**ASSIGNMENT**
Please restate every record below word for word and skip the pictures.

*** MATERIAL SHOWN ***

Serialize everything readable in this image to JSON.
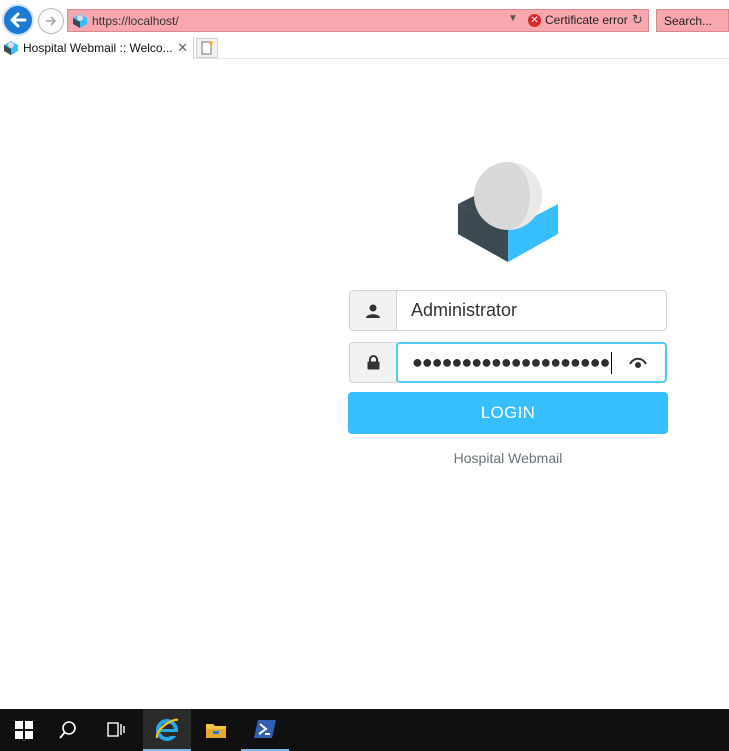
{
  "browser": {
    "url": "https://localhost/",
    "certificate_error": "Certificate error",
    "search_placeholder": "Search...",
    "tab_title": "Hospital Webmail :: Welco..."
  },
  "login": {
    "username_value": "Administrator",
    "password_masked": "●●●●●●●●●●●●●●●●●●●●",
    "login_button": "LOGIN",
    "footer": "Hospital Webmail"
  },
  "colors": {
    "accent": "#37beff",
    "address_bar_error": "#f7a7ad",
    "taskbar": "#101010"
  },
  "icons": [
    "back-arrow-icon",
    "forward-arrow-icon",
    "site-icon",
    "certificate-error-icon",
    "refresh-icon",
    "close-icon",
    "new-tab-icon",
    "user-icon",
    "lock-icon",
    "eye-icon",
    "windows-start-icon",
    "search-icon",
    "task-view-icon",
    "internet-explorer-icon",
    "file-explorer-icon",
    "powershell-icon"
  ]
}
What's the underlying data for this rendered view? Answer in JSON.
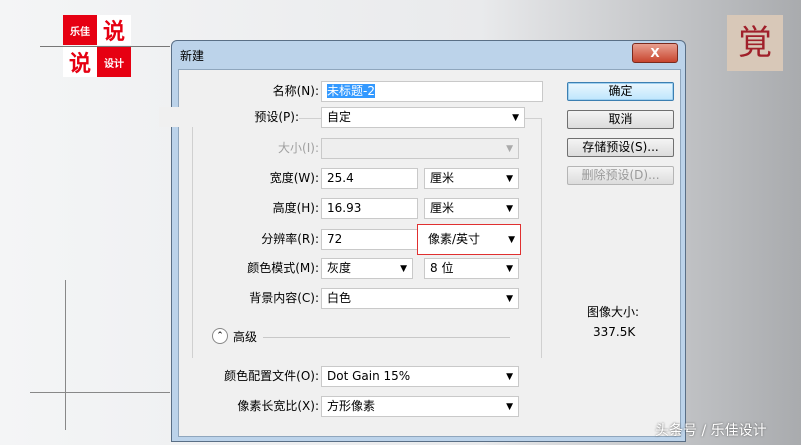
{
  "logo": {
    "text1": "乐佳",
    "text2": "说",
    "text3": "说",
    "text4": "设计",
    "seal": "覚"
  },
  "dialog": {
    "title": "新建",
    "close": "X",
    "name": {
      "label": "名称(N):",
      "value": "未标题-2"
    },
    "preset": {
      "label": "预设(P):",
      "value": "自定"
    },
    "size": {
      "label": "大小(I):",
      "value": ""
    },
    "width": {
      "label": "宽度(W):",
      "value": "25.4",
      "unit": "厘米"
    },
    "height": {
      "label": "高度(H):",
      "value": "16.93",
      "unit": "厘米"
    },
    "resolution": {
      "label": "分辨率(R):",
      "value": "72",
      "unit": "像素/英寸"
    },
    "color_mode": {
      "label": "颜色模式(M):",
      "value": "灰度",
      "bits": "8 位"
    },
    "background": {
      "label": "背景内容(C):",
      "value": "白色"
    },
    "advanced": {
      "label": "高级"
    },
    "color_profile": {
      "label": "颜色配置文件(O):",
      "value": "Dot Gain 15%"
    },
    "pixel_aspect": {
      "label": "像素长宽比(X):",
      "value": "方形像素"
    },
    "buttons": {
      "ok": "确定",
      "cancel": "取消",
      "save_preset": "存储预设(S)...",
      "delete_preset": "删除预设(D)..."
    },
    "image_size": {
      "label": "图像大小:",
      "value": "337.5K"
    }
  },
  "watermark": "头条号 / 乐佳设计",
  "colors": {
    "accent": "#e60012",
    "highlight": "#3399ff"
  }
}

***

**TASK OUTPUT**
Serialize everything readable in this image to JSON.
{
  "browser": {
    "url": "https://localhost/",
    "certificate_error": "Certificate error",
    "search_placeholder": "Search...",
    "tab_title": "Hospital Webmail :: Welco..."
  },
  "login": {
    "username_value": "Administrator",
    "password_masked": "●●●●●●●●●●●●●●●●●●●●",
    "login_button": "LOGIN",
    "footer": "Hospital Webmail"
  },
  "colors": {
    "accent": "#37beff",
    "address_bar_error": "#f7a7ad",
    "taskbar": "#101010"
  },
  "icons": [
    "back-arrow-icon",
    "forward-arrow-icon",
    "site-icon",
    "certificate-error-icon",
    "refresh-icon",
    "close-icon",
    "new-tab-icon",
    "user-icon",
    "lock-icon",
    "eye-icon",
    "windows-start-icon",
    "search-icon",
    "task-view-icon",
    "internet-explorer-icon",
    "file-explorer-icon",
    "powershell-icon"
  ]
}
What's the underlying data for this rendered view? Answer in JSON.
{
  "logo": {
    "text1": "乐佳",
    "text2": "说",
    "text3": "说",
    "text4": "设计",
    "seal": "覚"
  },
  "dialog": {
    "title": "新建",
    "close": "X",
    "name": {
      "label": "名称(N):",
      "value": "未标题-2"
    },
    "preset": {
      "label": "预设(P):",
      "value": "自定"
    },
    "size": {
      "label": "大小(I):",
      "value": ""
    },
    "width": {
      "label": "宽度(W):",
      "value": "25.4",
      "unit": "厘米"
    },
    "height": {
      "label": "高度(H):",
      "value": "16.93",
      "unit": "厘米"
    },
    "resolution": {
      "label": "分辨率(R):",
      "value": "72",
      "unit": "像素/英寸"
    },
    "color_mode": {
      "label": "颜色模式(M):",
      "value": "灰度",
      "bits": "8 位"
    },
    "background": {
      "label": "背景内容(C):",
      "value": "白色"
    },
    "advanced": {
      "label": "高级"
    },
    "color_profile": {
      "label": "颜色配置文件(O):",
      "value": "Dot Gain 15%"
    },
    "pixel_aspect": {
      "label": "像素长宽比(X):",
      "value": "方形像素"
    },
    "buttons": {
      "ok": "确定",
      "cancel": "取消",
      "save_preset": "存储预设(S)...",
      "delete_preset": "删除预设(D)..."
    },
    "image_size": {
      "label": "图像大小:",
      "value": "337.5K"
    }
  },
  "watermark": "头条号 / 乐佳设计",
  "colors": {
    "accent": "#e60012",
    "highlight": "#3399ff"
  }
}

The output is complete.